Halloween been and gone: check. Half-term holidays finished: check. The Dream Toys event just around the corner: check.
Yes, Christmas is most definitely on the horizon. Our editor Tom spent a day working in one of the Toy Barnhaus stores this week, so we know at first hand that consumers are definitely beginning to make a dent in their Christmas purchases – just over £300 in one generous customer’s case (by the way, in case you’re wondering, Tom wasn’t topping up his salary by moonlighting: he was researching an article about ‘life at the sharp end of toy retail’, which will be gracing the pages of the December edition of Toy World).
Elsewhere it was announced that B&M Bargains is drawing up plans for a potential stock market flotation next year, which would value the retailer at a cool £1b. It has certainly come a long way since the Arora Brothers purchased the business in 2005: back then the business turned over £65m from 21 stores, while last year’s turnover was a cool £937m from over 350 outlets. Their trading approach hasn’t been enormously popular with many specialist independent toy retailers, but there’s no question that consumers – and indeed many suppliers – have an entirely different opinion.

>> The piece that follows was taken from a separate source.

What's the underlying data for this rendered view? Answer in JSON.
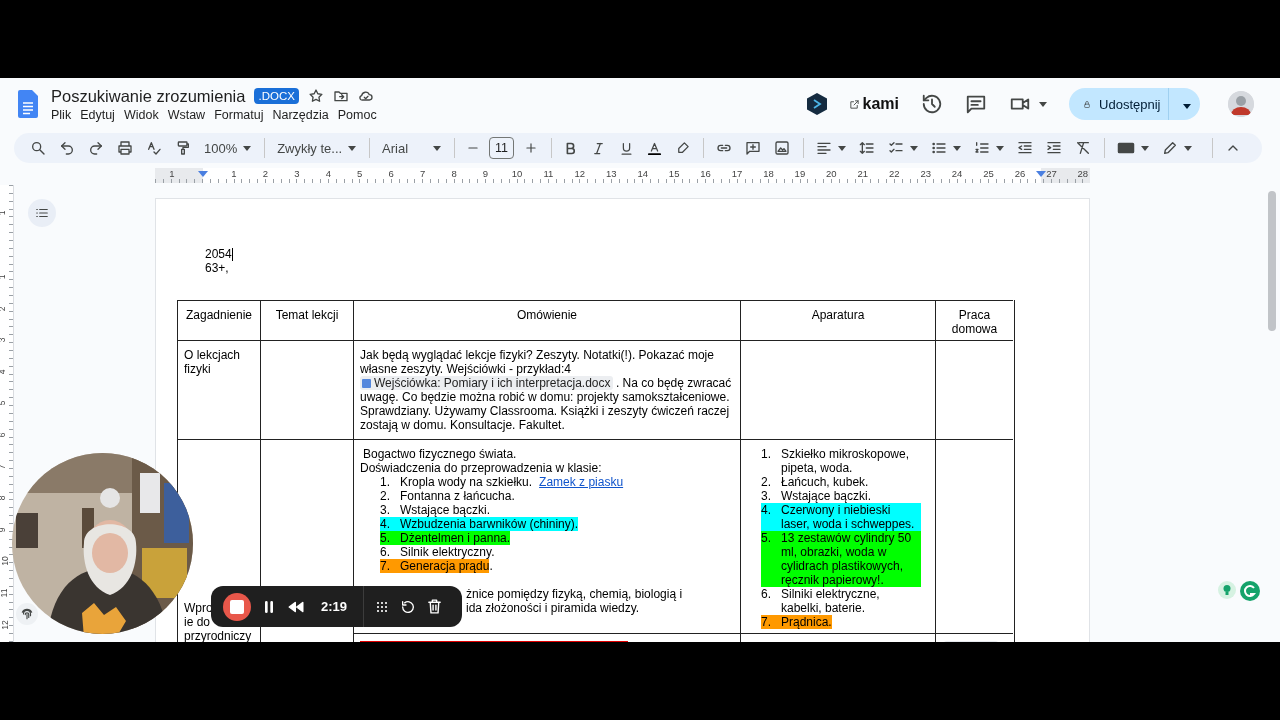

After last week’s honourable Blog mention for the splendid phrase ‘over-arching retail road map’, I’ve had a few more examples of industry clichés which people have confessed to using: some – such as ‘restore the roar’ – are new to me (I assume big corporations keep those firmly behind closed doors, and rightly so), but I did like the person who admitted that ‘we’re going for a soft launch’ usually translates as ‘no-one big was interested and even we’re not sure.’ If anyone else would like to chip in with any other suggestions, feel free. Perhaps we can include a ‘catchphrase bingo’ sheet with our Toy Fair edition for people to tick off as they go along?
The Slow Toys Awards has gained some good media coverage again this year. What I like about this particular award is the fact that there is a tangible benefit to winning, i.e. having the products stocked in Harrods, who hosted this year’s ceremony. Of course, it’s always nice to win an award, but it is especially rewarding when it also makes a positive commercial difference to the business. Well done to Asobi Toys’ Thierry Bourret and his team.
I also hear that the inaugural Kids India exhibition, organised by the Spielwarenmesse, was a big success, and Stuart Whitehill – who corralled the UK contingent with aplomb – tells me he expects an even greater presence from British companies at next year’s event.
Finally, I’d like to wish a happy birthday to Dragon-i’s Dave Cave. I won’t mention his age in such a public forum, but suffice to say it’s a ‘milestone’ year. “It seems only yesterday that we werecelebrating Dave’s 40th +VAT birthday in Manchester, with a light finger buffet, disco and Hing Sing Double Ping balloons” said a former colleague who asked to remain anonymous.
You can follow John on Twitter @Baulchtweet.